Subject: Re: Is the UP1000 with a 21264 supported under NetBSD/alpha?
To: None <email@example.com>
From: Ross Harvey <firstname.lastname@example.org>
Date: 04/27/2000 15:43:25
> From: "Kevin P. Neal" <email@example.com>
> On Thu, Apr 27, 2000 at 09:02:43AM -0700, Ross Harvey wrote:
> > DEC guards SRM tightly as a way to reserve for themselves the
> > sale of platforms for OSF/1^WDigital Unix^W^WTru64.
> > It is therefore somewhat to be expected that a Samsung board would either
> > not have SRM or have SRM only as an extra-cost item. I would call Samsung
> > on the phone at this point, if it were me...
> So, how tied to the SRM is NetBSD? If Samsung were to implement it's
> own PALcode from scratch and to published specs, could that be used
> with NetBSD? It's been said here before that writing PALcode is
> a huge undertaking that requires close interaction with the hardware
> guys; Samsung has the hardware guys in house....
Writing palcode is not hard.
It's the *idea* of palcode that was brilliant.
Palcode is not a lot more than the low level event vectors and software

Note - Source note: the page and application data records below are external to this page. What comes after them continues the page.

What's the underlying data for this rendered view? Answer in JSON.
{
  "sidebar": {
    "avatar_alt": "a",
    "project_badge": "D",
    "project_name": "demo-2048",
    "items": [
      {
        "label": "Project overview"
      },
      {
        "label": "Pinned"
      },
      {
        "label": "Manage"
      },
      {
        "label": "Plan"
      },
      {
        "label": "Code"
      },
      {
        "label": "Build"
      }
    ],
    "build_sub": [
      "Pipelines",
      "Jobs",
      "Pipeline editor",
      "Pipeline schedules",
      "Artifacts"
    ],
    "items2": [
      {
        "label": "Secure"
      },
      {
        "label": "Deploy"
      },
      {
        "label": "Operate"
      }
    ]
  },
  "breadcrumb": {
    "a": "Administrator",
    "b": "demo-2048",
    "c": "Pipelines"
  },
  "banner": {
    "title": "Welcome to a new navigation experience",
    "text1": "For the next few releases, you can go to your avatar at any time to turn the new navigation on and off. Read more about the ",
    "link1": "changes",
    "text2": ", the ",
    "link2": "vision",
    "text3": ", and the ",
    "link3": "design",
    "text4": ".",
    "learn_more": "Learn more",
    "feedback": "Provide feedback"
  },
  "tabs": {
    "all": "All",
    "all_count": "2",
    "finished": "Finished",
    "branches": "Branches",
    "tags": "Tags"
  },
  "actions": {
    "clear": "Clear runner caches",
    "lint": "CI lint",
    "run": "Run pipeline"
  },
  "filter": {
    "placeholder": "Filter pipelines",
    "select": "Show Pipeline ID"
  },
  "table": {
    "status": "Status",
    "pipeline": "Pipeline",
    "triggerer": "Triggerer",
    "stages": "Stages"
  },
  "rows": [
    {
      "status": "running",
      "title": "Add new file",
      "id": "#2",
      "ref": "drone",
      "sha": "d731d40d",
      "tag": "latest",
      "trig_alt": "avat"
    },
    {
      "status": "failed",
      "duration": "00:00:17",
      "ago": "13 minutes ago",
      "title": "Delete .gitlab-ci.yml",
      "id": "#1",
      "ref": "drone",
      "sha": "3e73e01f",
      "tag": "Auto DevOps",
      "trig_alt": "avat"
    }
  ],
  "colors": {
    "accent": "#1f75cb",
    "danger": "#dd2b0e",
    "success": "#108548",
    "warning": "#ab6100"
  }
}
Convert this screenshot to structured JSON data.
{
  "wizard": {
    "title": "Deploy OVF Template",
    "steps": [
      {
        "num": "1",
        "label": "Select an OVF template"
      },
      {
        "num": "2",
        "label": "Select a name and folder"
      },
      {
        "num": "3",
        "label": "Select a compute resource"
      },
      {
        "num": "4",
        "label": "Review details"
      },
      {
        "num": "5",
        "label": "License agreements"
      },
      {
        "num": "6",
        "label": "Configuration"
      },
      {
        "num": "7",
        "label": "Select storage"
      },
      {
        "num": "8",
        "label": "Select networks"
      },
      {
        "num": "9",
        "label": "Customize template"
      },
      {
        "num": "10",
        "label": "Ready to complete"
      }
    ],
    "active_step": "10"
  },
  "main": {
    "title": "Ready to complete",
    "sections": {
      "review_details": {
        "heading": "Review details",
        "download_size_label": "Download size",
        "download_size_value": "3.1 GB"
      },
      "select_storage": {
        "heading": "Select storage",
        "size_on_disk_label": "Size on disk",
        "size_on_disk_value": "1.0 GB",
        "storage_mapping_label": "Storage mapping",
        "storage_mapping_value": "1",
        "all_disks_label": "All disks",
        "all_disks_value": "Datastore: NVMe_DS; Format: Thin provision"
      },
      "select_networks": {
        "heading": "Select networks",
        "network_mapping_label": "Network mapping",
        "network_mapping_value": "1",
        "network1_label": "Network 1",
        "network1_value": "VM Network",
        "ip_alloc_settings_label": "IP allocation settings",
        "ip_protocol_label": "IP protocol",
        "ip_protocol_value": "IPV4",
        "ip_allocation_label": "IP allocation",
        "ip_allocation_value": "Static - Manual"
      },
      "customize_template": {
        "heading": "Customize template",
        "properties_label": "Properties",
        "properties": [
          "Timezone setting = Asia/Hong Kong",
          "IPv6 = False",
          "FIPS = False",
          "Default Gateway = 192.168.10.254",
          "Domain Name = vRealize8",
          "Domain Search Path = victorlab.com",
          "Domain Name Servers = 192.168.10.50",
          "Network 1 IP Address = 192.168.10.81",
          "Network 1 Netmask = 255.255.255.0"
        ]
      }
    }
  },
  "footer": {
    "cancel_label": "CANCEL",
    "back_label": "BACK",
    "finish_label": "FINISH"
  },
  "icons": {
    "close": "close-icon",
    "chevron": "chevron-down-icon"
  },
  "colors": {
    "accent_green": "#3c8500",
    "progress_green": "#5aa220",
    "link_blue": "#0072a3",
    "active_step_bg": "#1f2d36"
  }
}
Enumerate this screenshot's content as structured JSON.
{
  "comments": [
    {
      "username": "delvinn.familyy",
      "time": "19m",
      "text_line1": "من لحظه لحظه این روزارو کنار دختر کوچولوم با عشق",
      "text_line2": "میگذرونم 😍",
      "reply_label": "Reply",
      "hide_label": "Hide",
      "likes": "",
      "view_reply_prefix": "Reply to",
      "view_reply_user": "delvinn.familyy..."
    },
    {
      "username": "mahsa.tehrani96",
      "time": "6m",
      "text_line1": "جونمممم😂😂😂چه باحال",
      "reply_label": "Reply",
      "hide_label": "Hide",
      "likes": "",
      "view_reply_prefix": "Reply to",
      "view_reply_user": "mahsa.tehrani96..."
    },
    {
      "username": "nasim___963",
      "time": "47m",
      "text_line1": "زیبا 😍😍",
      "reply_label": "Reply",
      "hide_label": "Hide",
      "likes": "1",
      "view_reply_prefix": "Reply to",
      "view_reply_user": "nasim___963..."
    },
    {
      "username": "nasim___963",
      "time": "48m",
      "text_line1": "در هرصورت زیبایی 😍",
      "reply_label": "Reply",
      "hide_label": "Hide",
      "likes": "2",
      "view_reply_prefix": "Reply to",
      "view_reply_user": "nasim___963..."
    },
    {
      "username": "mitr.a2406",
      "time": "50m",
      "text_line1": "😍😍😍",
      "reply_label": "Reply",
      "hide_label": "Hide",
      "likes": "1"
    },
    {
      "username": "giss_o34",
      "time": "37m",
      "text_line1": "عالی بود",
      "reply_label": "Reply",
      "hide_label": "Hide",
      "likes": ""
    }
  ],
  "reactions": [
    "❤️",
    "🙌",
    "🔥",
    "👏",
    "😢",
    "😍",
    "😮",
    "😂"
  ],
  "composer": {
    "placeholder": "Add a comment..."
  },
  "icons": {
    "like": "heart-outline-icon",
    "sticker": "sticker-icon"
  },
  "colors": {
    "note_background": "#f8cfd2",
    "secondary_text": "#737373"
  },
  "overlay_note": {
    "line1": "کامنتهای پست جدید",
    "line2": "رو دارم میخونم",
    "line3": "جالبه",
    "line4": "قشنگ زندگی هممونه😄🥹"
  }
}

TLB handlers that pretty much every other RISC chip needs also.
The really way-cool thing DEC^WCompaq did was to do it independently
of the kernel, document the interface, and cook up a name ("palcode") for
If DEC hadn't done that, then the alpha would have been programmed
about like the PPC or MIPS .. with lots of contortions to adapt the
kernel to whatever the latest screwy interrupt or TLB hardware got
designed into the latest chip. It wouldn't have seemed any different
and we would not have called our (now much larger and uglier) locore.s
anything like "palcode.s". :-)
So, we could run directly on the HW without palcode, or Samsung could,
without great effort, write new palcode.
However, why should they? They get the NT market anyway. It will be
interesting to see what happens with linux, tho. Contrary to opinions
frequently expressed here, linux needs SRM just like NetBSD does on